Page and application data records:
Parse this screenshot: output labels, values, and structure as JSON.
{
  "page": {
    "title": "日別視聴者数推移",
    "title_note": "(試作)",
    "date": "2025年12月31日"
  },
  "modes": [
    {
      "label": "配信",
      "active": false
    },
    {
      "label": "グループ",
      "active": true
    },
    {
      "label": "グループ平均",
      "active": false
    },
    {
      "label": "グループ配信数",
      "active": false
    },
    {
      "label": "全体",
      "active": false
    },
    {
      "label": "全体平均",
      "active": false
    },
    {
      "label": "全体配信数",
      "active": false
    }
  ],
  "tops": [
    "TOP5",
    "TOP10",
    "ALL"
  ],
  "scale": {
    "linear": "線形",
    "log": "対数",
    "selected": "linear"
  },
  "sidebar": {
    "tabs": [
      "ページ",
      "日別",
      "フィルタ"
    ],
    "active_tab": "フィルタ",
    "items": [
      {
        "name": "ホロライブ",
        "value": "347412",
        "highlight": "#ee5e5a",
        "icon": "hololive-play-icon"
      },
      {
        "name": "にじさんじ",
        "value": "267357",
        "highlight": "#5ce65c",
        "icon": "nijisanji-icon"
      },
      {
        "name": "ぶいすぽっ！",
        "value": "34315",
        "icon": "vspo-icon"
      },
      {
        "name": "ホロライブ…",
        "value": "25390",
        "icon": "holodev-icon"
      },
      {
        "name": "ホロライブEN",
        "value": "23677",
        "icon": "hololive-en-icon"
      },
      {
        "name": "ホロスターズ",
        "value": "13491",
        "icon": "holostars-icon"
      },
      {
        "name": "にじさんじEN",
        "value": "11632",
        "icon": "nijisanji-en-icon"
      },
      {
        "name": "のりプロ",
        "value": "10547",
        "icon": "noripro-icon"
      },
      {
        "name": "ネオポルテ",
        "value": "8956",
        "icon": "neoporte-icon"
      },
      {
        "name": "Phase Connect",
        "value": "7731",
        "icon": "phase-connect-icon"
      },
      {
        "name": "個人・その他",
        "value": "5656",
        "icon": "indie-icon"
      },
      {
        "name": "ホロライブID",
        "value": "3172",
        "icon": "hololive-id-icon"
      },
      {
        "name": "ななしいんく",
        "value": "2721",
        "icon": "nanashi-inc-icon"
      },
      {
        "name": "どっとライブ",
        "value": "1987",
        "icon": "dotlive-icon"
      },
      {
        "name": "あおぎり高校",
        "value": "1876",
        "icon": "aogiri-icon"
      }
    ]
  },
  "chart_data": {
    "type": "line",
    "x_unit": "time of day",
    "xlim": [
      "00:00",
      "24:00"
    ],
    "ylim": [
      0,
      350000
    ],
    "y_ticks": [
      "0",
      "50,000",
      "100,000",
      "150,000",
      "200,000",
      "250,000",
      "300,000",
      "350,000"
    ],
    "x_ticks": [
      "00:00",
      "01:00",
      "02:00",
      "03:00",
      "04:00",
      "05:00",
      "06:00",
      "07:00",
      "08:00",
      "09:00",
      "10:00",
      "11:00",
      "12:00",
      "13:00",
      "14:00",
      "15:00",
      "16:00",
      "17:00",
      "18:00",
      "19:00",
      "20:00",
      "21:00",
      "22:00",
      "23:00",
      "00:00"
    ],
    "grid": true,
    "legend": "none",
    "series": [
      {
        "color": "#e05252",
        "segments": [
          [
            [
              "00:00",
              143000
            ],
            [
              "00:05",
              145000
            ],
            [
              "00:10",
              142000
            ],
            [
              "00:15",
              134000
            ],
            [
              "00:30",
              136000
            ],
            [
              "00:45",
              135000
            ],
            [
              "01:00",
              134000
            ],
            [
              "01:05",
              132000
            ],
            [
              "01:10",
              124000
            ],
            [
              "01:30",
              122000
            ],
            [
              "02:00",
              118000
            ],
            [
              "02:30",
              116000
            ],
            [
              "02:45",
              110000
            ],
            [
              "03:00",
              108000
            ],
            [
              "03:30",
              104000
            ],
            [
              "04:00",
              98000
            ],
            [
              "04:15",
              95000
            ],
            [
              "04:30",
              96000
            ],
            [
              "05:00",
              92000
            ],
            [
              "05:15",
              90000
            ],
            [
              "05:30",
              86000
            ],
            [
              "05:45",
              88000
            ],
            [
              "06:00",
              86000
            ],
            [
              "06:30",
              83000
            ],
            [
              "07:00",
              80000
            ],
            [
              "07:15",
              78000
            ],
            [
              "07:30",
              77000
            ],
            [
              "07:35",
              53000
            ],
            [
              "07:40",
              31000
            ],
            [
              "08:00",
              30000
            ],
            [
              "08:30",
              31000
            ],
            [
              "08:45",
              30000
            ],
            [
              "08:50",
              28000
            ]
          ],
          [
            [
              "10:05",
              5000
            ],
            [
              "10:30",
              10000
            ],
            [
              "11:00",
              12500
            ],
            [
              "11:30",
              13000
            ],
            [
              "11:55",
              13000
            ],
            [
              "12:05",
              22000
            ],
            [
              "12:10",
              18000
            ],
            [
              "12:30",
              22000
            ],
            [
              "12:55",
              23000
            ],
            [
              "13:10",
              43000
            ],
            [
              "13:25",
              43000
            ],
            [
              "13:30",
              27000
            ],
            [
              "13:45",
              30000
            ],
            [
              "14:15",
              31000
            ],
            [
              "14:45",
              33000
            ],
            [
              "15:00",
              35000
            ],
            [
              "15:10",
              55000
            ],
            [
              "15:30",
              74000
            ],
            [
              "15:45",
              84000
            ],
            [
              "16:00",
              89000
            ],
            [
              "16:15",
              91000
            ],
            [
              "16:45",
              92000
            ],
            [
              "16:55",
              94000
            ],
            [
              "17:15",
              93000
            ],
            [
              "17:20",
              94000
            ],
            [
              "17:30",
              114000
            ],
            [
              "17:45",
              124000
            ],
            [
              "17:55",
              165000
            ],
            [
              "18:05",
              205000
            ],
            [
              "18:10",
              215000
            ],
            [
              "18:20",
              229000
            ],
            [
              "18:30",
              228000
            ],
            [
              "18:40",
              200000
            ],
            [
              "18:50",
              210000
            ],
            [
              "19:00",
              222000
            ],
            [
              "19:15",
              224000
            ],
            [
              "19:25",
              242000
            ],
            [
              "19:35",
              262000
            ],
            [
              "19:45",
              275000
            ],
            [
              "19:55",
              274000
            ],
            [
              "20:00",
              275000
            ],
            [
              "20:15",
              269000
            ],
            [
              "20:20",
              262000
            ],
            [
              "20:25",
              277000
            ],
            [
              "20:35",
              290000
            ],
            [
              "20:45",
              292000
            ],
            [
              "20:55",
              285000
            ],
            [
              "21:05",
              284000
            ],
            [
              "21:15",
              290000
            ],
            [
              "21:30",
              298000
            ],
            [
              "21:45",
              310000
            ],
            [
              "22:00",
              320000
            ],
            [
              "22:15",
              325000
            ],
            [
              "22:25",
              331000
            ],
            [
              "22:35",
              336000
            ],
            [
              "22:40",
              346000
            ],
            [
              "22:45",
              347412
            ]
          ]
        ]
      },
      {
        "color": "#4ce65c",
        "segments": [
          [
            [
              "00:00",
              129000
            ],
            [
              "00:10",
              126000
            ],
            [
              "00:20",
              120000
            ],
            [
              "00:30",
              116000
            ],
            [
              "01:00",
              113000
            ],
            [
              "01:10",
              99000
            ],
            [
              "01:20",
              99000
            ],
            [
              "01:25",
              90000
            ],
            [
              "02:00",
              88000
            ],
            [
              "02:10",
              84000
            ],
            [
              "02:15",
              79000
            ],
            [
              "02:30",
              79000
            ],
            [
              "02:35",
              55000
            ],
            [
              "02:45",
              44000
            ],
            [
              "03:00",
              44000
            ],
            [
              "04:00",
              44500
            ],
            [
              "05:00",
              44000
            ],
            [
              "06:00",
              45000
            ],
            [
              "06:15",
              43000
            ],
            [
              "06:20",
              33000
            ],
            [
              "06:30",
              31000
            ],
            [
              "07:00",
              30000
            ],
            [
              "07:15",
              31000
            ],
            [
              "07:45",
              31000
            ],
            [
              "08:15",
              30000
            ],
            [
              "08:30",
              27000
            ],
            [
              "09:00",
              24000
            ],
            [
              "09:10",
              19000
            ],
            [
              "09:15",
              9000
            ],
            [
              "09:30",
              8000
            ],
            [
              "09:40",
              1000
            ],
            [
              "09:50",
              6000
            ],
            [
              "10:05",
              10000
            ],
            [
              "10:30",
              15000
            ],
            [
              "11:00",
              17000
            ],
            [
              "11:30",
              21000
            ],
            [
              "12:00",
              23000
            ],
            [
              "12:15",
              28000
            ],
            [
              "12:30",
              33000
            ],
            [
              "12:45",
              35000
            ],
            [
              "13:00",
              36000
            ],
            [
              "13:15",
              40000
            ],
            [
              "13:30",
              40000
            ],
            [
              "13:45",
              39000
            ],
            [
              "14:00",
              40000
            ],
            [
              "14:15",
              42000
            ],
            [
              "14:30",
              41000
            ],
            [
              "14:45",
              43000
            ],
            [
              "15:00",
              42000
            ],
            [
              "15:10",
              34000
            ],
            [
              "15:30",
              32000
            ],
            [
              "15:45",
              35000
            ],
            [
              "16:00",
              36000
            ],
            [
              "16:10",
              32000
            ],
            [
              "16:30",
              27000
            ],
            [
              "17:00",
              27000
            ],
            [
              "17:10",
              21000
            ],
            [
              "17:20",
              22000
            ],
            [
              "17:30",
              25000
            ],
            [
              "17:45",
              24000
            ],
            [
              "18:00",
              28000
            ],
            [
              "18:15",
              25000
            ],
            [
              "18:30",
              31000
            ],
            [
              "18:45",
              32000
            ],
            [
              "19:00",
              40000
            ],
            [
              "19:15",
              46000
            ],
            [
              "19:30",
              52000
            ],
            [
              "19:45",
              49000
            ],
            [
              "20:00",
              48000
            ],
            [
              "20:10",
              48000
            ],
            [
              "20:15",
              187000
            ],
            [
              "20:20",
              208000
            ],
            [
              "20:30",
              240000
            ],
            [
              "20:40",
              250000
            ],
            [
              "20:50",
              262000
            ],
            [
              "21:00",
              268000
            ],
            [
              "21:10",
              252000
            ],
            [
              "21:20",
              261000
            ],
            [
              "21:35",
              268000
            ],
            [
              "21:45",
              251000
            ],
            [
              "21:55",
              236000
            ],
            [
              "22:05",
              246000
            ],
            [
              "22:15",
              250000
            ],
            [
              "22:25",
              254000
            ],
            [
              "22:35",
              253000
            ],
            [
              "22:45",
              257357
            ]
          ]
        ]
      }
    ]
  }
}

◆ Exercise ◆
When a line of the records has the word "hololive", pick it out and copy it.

◆ Reply to the task ◆
        "icon": "hololive-play-icon"
        "icon": "hololive-en-icon"
        "icon": "hololive-id-icon"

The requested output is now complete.